• **What is needed**
Please give, word for word, the line containing "Read all visible content and emit it as JSON." and every line that comes after it in the data below.

(Data section begins)

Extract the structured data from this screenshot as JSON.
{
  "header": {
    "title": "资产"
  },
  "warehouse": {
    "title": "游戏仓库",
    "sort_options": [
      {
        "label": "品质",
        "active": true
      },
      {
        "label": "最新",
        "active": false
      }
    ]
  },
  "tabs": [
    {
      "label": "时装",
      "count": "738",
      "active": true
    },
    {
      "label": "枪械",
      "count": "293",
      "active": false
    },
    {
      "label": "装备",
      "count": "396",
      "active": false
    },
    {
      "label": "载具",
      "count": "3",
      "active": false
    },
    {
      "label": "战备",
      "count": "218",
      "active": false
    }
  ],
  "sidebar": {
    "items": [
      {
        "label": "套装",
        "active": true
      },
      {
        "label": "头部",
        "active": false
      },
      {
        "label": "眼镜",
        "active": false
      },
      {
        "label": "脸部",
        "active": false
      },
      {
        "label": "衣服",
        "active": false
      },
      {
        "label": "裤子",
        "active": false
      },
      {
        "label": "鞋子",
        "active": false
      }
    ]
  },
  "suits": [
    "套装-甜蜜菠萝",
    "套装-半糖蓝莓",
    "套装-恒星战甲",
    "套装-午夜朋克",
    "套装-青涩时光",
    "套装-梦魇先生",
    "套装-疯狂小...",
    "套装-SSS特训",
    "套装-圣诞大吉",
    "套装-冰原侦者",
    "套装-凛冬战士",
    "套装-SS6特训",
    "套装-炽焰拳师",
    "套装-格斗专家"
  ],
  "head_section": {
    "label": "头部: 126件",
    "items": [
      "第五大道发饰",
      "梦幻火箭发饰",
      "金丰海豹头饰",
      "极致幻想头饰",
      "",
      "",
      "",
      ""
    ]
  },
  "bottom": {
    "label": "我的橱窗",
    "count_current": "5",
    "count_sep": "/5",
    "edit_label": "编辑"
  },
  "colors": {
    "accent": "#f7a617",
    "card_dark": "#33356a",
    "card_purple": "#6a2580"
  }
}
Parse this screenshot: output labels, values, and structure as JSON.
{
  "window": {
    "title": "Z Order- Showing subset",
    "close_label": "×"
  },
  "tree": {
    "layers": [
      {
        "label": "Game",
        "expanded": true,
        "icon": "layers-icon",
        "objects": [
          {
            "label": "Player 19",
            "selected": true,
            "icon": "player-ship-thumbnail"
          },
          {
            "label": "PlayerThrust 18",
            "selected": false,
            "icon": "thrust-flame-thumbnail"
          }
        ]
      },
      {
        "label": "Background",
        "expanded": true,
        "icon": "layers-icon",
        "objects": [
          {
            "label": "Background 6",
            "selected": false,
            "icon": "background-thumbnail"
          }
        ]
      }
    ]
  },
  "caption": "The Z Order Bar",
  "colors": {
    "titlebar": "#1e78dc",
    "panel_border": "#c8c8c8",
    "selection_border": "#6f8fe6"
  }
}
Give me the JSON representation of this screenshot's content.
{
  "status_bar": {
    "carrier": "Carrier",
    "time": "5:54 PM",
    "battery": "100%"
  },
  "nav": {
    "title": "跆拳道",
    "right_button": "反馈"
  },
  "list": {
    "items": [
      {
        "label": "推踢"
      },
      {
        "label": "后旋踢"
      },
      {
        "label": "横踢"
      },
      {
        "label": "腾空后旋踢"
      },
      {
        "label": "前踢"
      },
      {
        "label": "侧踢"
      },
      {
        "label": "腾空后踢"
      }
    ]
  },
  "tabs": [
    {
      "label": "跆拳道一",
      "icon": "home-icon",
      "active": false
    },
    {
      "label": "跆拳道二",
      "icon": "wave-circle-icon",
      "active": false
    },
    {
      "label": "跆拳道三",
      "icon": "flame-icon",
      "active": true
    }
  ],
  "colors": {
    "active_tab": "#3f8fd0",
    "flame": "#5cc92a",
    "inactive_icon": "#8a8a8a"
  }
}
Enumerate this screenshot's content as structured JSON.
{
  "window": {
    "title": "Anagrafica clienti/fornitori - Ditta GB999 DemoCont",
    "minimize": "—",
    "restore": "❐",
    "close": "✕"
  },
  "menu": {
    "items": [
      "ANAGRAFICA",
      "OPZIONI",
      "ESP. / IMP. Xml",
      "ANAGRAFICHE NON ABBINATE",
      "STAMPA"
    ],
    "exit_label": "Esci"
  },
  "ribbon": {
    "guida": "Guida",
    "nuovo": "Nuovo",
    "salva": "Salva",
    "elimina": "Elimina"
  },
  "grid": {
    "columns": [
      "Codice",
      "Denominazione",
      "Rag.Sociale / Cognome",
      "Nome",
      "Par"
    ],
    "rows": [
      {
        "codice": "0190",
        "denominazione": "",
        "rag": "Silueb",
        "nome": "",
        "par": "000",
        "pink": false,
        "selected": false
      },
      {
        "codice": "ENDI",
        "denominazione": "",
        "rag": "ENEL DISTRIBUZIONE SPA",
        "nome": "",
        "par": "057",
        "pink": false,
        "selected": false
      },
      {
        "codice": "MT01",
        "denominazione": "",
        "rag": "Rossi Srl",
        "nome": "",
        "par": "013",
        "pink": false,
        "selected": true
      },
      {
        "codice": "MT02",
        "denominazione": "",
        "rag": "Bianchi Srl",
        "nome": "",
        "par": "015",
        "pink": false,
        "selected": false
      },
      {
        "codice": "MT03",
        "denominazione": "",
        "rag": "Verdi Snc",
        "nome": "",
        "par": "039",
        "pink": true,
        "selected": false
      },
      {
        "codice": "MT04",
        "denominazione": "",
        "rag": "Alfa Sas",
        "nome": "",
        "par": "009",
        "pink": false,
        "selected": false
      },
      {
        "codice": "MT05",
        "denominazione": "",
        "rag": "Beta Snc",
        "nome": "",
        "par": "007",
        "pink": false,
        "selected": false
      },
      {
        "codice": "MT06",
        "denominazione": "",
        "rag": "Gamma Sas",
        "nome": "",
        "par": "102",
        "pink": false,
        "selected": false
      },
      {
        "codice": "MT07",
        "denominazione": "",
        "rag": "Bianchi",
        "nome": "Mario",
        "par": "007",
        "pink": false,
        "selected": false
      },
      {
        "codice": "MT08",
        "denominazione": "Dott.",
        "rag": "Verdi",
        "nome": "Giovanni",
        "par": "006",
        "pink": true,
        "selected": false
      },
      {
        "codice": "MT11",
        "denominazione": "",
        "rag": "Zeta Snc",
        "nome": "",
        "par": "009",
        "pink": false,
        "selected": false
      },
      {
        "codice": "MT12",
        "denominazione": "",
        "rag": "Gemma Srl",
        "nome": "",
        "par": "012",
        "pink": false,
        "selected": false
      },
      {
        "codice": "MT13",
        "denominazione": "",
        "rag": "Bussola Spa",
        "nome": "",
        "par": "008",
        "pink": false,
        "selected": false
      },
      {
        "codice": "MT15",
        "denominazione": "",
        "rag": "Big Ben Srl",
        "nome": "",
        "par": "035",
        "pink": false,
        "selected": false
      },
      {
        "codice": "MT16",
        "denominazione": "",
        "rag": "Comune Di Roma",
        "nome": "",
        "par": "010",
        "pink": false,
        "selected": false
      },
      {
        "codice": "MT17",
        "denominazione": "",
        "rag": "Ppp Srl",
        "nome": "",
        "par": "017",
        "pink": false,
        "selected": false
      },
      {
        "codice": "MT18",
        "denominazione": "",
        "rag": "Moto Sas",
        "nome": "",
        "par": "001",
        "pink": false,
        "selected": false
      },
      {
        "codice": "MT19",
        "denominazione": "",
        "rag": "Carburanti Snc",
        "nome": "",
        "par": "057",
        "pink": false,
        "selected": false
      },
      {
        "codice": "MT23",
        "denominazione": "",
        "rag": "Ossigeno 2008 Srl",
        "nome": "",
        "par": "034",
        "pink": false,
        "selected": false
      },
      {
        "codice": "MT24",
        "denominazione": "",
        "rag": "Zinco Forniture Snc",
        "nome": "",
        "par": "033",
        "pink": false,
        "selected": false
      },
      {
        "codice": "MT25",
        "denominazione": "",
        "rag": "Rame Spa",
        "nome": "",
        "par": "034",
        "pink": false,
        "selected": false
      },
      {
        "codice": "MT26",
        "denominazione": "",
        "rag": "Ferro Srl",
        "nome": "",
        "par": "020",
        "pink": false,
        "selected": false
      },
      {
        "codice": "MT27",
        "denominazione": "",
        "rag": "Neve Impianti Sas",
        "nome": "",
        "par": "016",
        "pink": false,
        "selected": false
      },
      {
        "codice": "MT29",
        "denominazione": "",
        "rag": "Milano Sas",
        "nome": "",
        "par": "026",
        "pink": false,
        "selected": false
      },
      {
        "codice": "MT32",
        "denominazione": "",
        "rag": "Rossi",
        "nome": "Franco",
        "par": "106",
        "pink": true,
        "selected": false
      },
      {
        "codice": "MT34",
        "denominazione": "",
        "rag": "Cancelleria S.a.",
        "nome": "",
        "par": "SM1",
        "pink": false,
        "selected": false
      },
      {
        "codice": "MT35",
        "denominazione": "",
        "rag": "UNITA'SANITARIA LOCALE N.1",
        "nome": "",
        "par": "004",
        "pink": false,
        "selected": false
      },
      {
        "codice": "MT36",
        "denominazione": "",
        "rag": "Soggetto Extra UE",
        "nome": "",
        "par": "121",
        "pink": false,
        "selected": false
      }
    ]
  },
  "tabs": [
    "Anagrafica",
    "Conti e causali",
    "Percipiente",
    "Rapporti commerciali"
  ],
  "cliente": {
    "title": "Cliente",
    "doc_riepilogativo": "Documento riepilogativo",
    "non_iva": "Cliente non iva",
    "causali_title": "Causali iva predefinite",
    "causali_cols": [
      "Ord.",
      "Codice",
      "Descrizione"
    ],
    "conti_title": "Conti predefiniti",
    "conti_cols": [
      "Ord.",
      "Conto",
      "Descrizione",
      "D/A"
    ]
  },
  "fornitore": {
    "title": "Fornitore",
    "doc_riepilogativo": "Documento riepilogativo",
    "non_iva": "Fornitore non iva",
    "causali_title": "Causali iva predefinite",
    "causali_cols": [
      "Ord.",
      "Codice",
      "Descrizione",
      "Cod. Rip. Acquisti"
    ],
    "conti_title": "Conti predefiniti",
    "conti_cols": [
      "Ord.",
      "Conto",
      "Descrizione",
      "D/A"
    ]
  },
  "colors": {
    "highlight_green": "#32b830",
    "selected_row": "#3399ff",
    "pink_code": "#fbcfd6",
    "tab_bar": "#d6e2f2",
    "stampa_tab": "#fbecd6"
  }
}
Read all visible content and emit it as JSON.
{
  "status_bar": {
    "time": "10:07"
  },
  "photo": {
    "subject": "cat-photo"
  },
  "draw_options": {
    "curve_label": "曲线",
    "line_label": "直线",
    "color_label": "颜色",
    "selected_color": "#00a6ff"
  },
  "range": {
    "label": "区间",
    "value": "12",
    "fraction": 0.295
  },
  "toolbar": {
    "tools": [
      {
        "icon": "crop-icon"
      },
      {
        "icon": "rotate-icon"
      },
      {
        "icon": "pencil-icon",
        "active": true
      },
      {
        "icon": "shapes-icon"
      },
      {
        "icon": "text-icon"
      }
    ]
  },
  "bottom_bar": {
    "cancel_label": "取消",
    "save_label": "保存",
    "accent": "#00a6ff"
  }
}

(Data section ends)

• **Response**
Read all visible content and emit it as JSON.
{
  "status_bar": {
    "time": "10:07"
  },
  "photo": {
    "subject": "cat-photo"
  },
  "draw_options": {
    "curve_label": "曲线",
    "line_label": "直线",
    "color_label": "颜色",
    "selected_color": "#00a6ff"
  },
  "range": {
    "label": "区间",
    "value": "12",
    "fraction": 0.295
  },
  "toolbar": {
    "tools": [
      {
        "icon": "crop-icon"
      },
      {
        "icon": "rotate-icon"
      },
      {
        "icon": "pencil-icon",
        "active": true
      },
      {
        "icon": "shapes-icon"
      },
      {
        "icon": "text-icon"
      }
    ]
  },
  "bottom_bar": {
    "cancel_label": "取消",
    "save_label": "保存",
    "accent": "#00a6ff"
  }
}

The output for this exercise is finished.